Exhibition City Excavations
Ahmedabad Walls A literary-visual survey of a city
The exhibition Ahmedabad Walls is a circumambulation of the Old City through 12 colour aerial photographs. Interwoven between layers of urban imagery is Scottish polymath Patrick Geddes’ Notes on Ahmedabad from 1915, a passionate — albeit unsuccessful — defence in favour of retaining Ahmedabad’s 15th-Century Walls.
Ahmedabad Walls is a synoptic overview, a literary-visual survey of the City Walls from 1411 to 2018. Descriptive archival texts (on tactile display) recount six centuries of first-hand impressions of the urban fortifications, reflecting shifting values, priorities, and administrative leadership. Visual representations of the City Walls range from a 16thCentury Mughal miniature to an early 20th-Century large-scale technical survey, to mid-20th Century smallscale tourist guide maps — all of which illustrate the foundational role of the City Walls in shaping Ahmedabad’s urban and social form. Central to the historical survey is Scottish polymath Patrick Geddes’ three-day circumambulation in April 1915, and his subsequent town planning report titled “Note on Ahmedabad by Professor Patrick Geddes.” In response to a formal commission by the Government of Bombay, Geddes’ observations and town-planning advice focus on the question of the City Walls, whether to demolish or retain.

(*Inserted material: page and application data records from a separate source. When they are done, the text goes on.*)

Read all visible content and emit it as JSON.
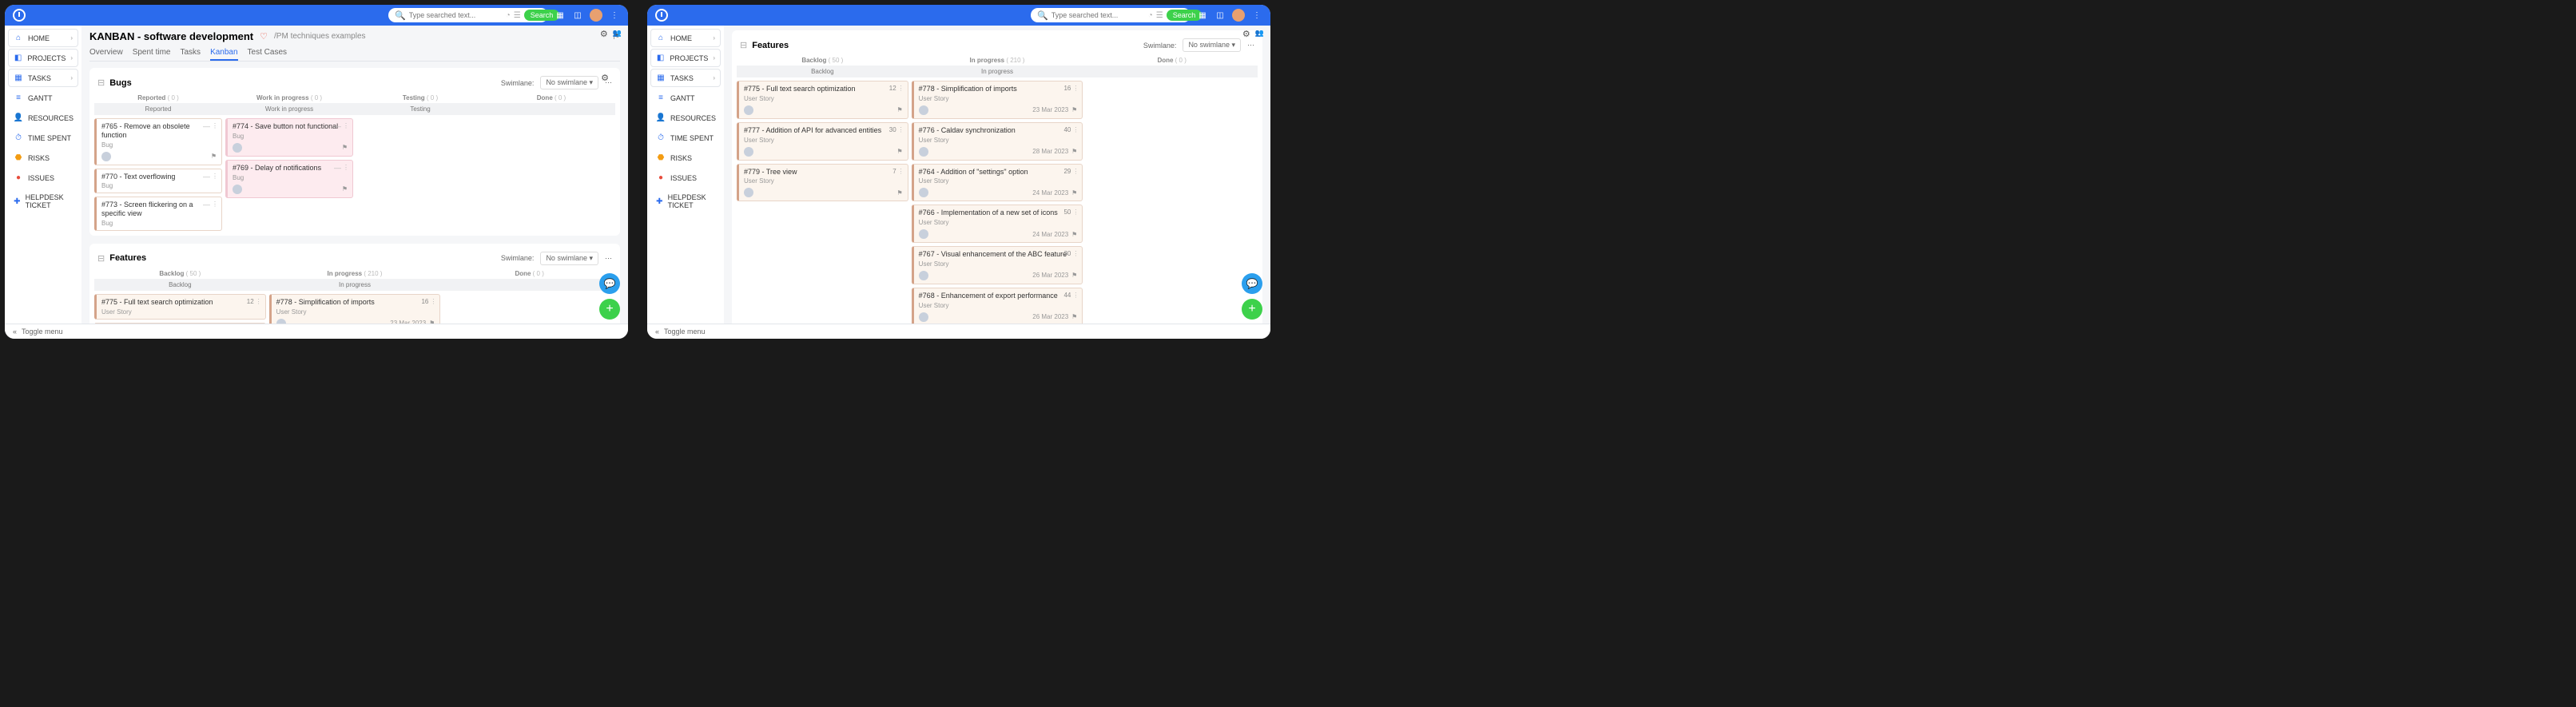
{
  "search": {
    "placeholder": "Type searched text...",
    "button": "Search"
  },
  "sidebar": {
    "items": [
      {
        "label": "HOME",
        "icon": "⌂",
        "color": "c-blue",
        "chev": true
      },
      {
        "label": "PROJECTS",
        "icon": "◧",
        "color": "c-blue",
        "chev": true
      },
      {
        "label": "TASKS",
        "icon": "▦",
        "color": "c-blue",
        "chev": true
      },
      {
        "label": "GANTT",
        "icon": "≡",
        "color": "c-blue",
        "chev": false
      },
      {
        "label": "RESOURCES",
        "icon": "👤",
        "color": "c-blue",
        "chev": false
      },
      {
        "label": "TIME SPENT",
        "icon": "⏱",
        "color": "c-blue",
        "chev": false
      },
      {
        "label": "RISKS",
        "icon": "⬣",
        "color": "c-orange",
        "chev": false
      },
      {
        "label": "ISSUES",
        "icon": "●",
        "color": "c-red",
        "chev": false
      },
      {
        "label": "HELPDESK TICKET",
        "icon": "✚",
        "color": "c-blue",
        "chev": false
      }
    ]
  },
  "page": {
    "title": "KANBAN - software development",
    "breadcrumb": "/PM techniques examples",
    "tabs": [
      "Overview",
      "Spent time",
      "Tasks",
      "Kanban",
      "Test Cases"
    ],
    "active_tab": "Kanban"
  },
  "swimlane": {
    "label": "Swimlane:",
    "value": "No swimlane"
  },
  "sections": {
    "bugs": {
      "title": "Bugs",
      "col_headers": [
        {
          "name": "Reported",
          "count": "( 0 )"
        },
        {
          "name": "Work in progress",
          "count": "( 0 )"
        },
        {
          "name": "Testing",
          "count": "( 0 )"
        },
        {
          "name": "Done",
          "count": "( 0 )"
        }
      ],
      "sub_headers": [
        "Reported",
        "Work in progress",
        "Testing"
      ],
      "cols": [
        [
          {
            "title": "#765 - Remove an obsolete function",
            "type": "Bug",
            "meta": true
          },
          {
            "title": "#770 - Text overflowing",
            "type": "Bug"
          },
          {
            "title": "#773 - Screen flickering on a specific view",
            "type": "Bug"
          }
        ],
        [
          {
            "title": "#774 - Save button not functional",
            "type": "Bug",
            "pink": true,
            "meta": true
          },
          {
            "title": "#769 - Delay of notifications",
            "type": "Bug",
            "pink": true,
            "meta": true
          }
        ],
        [],
        []
      ]
    },
    "features_a": {
      "title": "Features",
      "col_headers": [
        {
          "name": "Backlog",
          "count": "( 50 )"
        },
        {
          "name": "In progress",
          "count": "( 210 )"
        },
        {
          "name": "Done",
          "count": "( 0 )"
        }
      ],
      "sub_headers": [
        "Backlog",
        "In progress"
      ],
      "cols": [
        [
          {
            "title": "#775 - Full text search optimization",
            "type": "User Story",
            "num": "12"
          },
          {
            "title": "#777 - Addition of API for advanced entities"
          }
        ],
        [
          {
            "title": "#778 - Simplification of imports",
            "type": "User Story",
            "num": "16",
            "date": "23 Mar 2023",
            "meta": true
          },
          {
            "title": "#776 - Caldav synchronization"
          }
        ],
        []
      ]
    },
    "features_b": {
      "title": "Features",
      "col_headers": [
        {
          "name": "Backlog",
          "count": "( 50 )"
        },
        {
          "name": "In progress",
          "count": "( 210 )"
        },
        {
          "name": "Done",
          "count": "( 0 )"
        }
      ],
      "sub_headers": [
        "Backlog",
        "In progress"
      ],
      "cols": [
        [
          {
            "title": "#775 - Full text search optimization",
            "type": "User Story",
            "num": "12",
            "meta": true
          },
          {
            "title": "#777 - Addition of API for advanced entities",
            "type": "User Story",
            "num": "30",
            "meta": true
          },
          {
            "title": "#779 - Tree view",
            "type": "User Story",
            "num": "7",
            "meta": true
          }
        ],
        [
          {
            "title": "#778 - Simplification of imports",
            "type": "User Story",
            "num": "16",
            "date": "23 Mar 2023",
            "meta": true
          },
          {
            "title": "#776 - Caldav synchronization",
            "type": "User Story",
            "num": "40",
            "date": "28 Mar 2023",
            "meta": true
          },
          {
            "title": "#764 - Addition of \"settings\" option",
            "type": "User Story",
            "num": "29",
            "date": "24 Mar 2023",
            "meta": true
          },
          {
            "title": "#766 - Implementation of a new set of icons",
            "type": "User Story",
            "num": "50",
            "date": "24 Mar 2023",
            "meta": true
          },
          {
            "title": "#767 - Visual enhancement of the ABC feature",
            "type": "User Story",
            "num": "30",
            "date": "26 Mar 2023",
            "meta": true
          },
          {
            "title": "#768 - Enhancement of export performance",
            "type": "User Story",
            "num": "44",
            "date": "26 Mar 2023",
            "meta": true
          }
        ],
        []
      ]
    }
  },
  "footer": {
    "toggle": "Toggle menu"
  }
}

Coalesced with the polymath’s report are contemporary aerial photographs which follow his footsteps around the City Walls, portion by portion, gate by gate. Although separated by 100 years, urban imagery provides a macro-visual context for the details and ideals which Geddes elucidates in his early 20th Century written report. As a format, the exhibition is a survey of Ahmedabad’s City Walls, an expression of a concept that Geddes spent much of his life championing — survey before diagnosis. Ahmedabad Walls is an academic and artistic contribution to India’s first UNESCO World Heritage City, which lacks a comprehensive management plan for the Sultanate-era fortifications.
This page, top: The City of Amadabath, a romantic engraving heavily influenced by European imagery, is likely the work of an artist who never actually visited Ahmedabad; 1704, Anonymous Right: A studio portrait of Patrick Geddes with his planning assistant in Central India. Geddes was 60 years old when he first visited India in 1914; Circa 1919 [Courtesy: Archives and Special Collections, University of Strathclyde Library] Opposite page: Proof copy of the Note on Ahmedabad, with annotated corrections by Patrick Geddes; July 1915 [Courtesy: Maharashtra State Archives, General Department 1005, 1916, S.M 157-169]